Dietger van Antwerpen, an IGAD student who co-developed the Brigade path tracer and who also managed to make ERPT (energy distribution ray tracing) run in real-time on a Fermi GPU, has posted two utterly stunning and quite unbelievable videos of his latest progress:
- video 1 showing a comparison between real-time ERPT and path tracing on the GPU:
ERPT on the left, standard path tracing (PT) on the right. Light is coming in from a narrow opening, a scenario in which PT has a hard time to find light paths and converge, because it randomly samples the environment. ERPT shares properties with MLT: once it finds an important light path, it will sample nearby paths via small mutations of the found light path, so convergence is much faster.
- video 2 showing Kelemen-style MLT (an improvement on the original MLT algorithm) running in real-time on the GPU. The video description mentions Kelemen-style MLT on top of bidirectional path tracing (BDPT) with multiple importance sampling, pretty amazing.
Kelemen-MLT after 10 seconds of rendering at 1280x720 on a single GTX 470. The beautiful caustics are possible due to bidirectional path tracing+MLT and are much more difficult to obtain with standard path tracing.
These videos are ultimate proof that current GPUs are capable of more complex rendering algorithms than brute-force standard path tracing and can potentially accelerate the very same algorithms used in the major unbiased CPU renderers. This bodes very well for GPU renderers like Octane (which has its own MLT-like algorithm), V-Ray RT GPU, SmallLuxGPU and iray.
If Dietger decides to implement these in the Brigade path tracer we could be seeing (quasi) noise-free, real-time path traced (or better "real-time BDPT with MLT" traced) games much sooner than expected.
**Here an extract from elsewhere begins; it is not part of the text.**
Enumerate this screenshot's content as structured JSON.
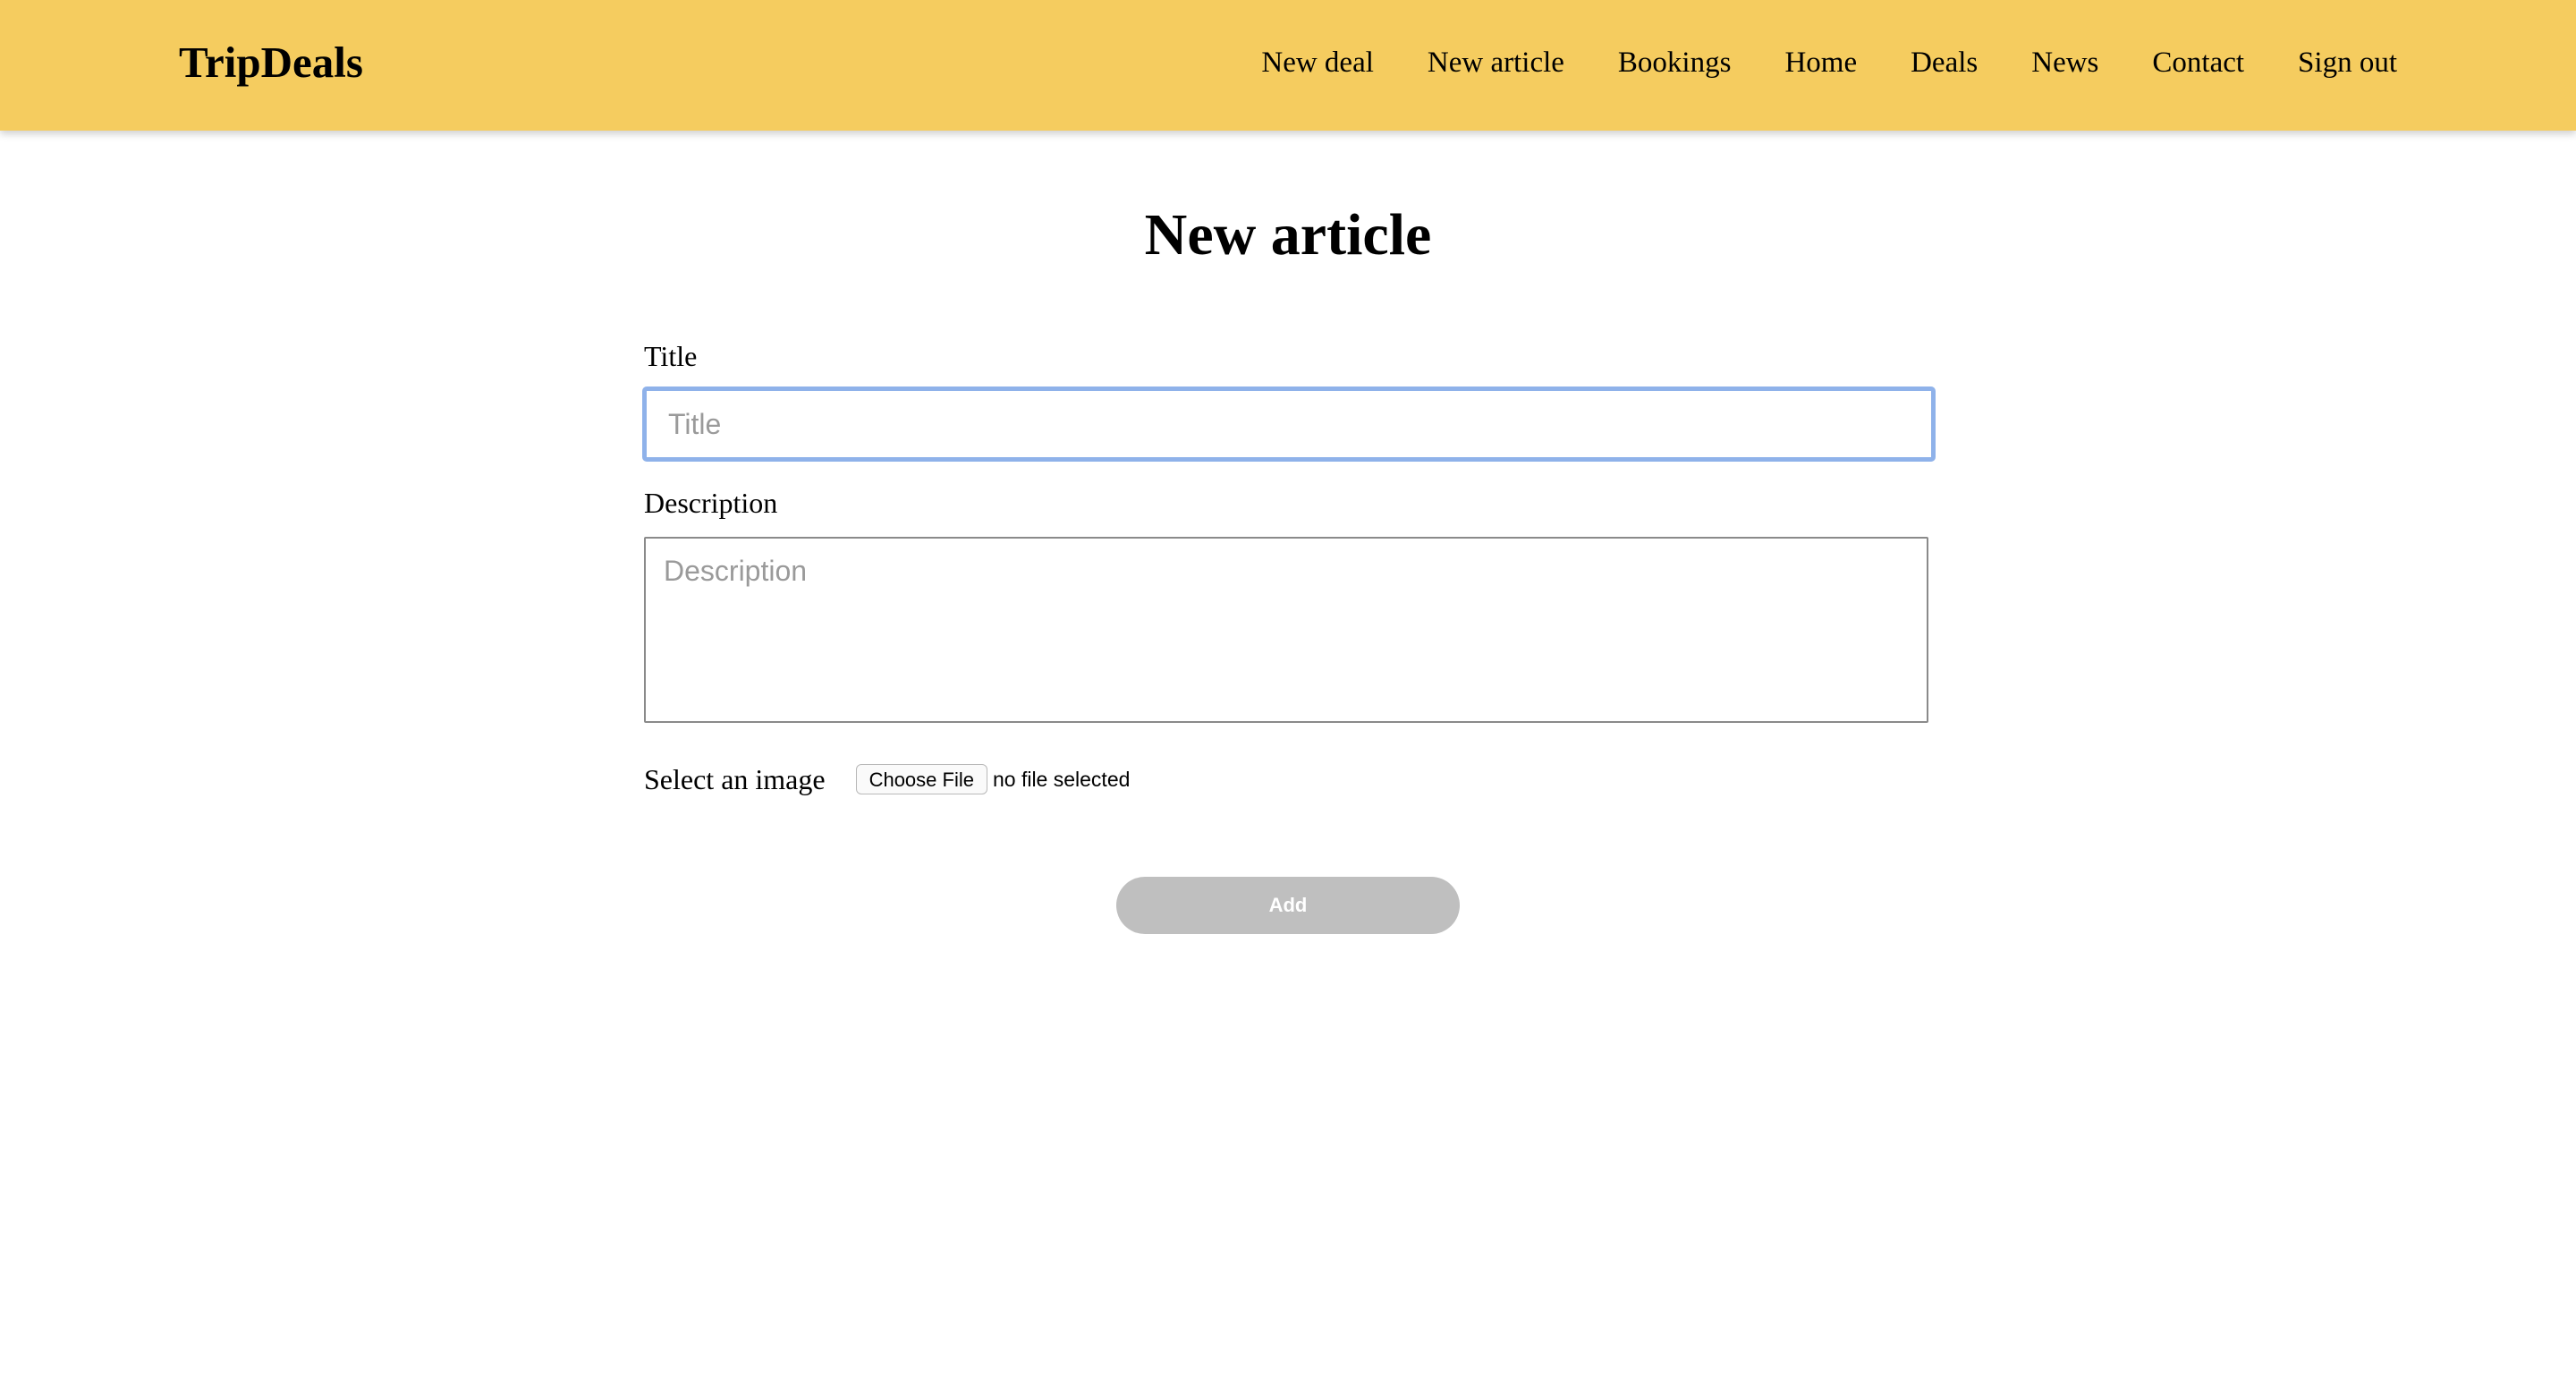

Verrrry exciting stuff!! I think some rendering companies would hire this guy instantly.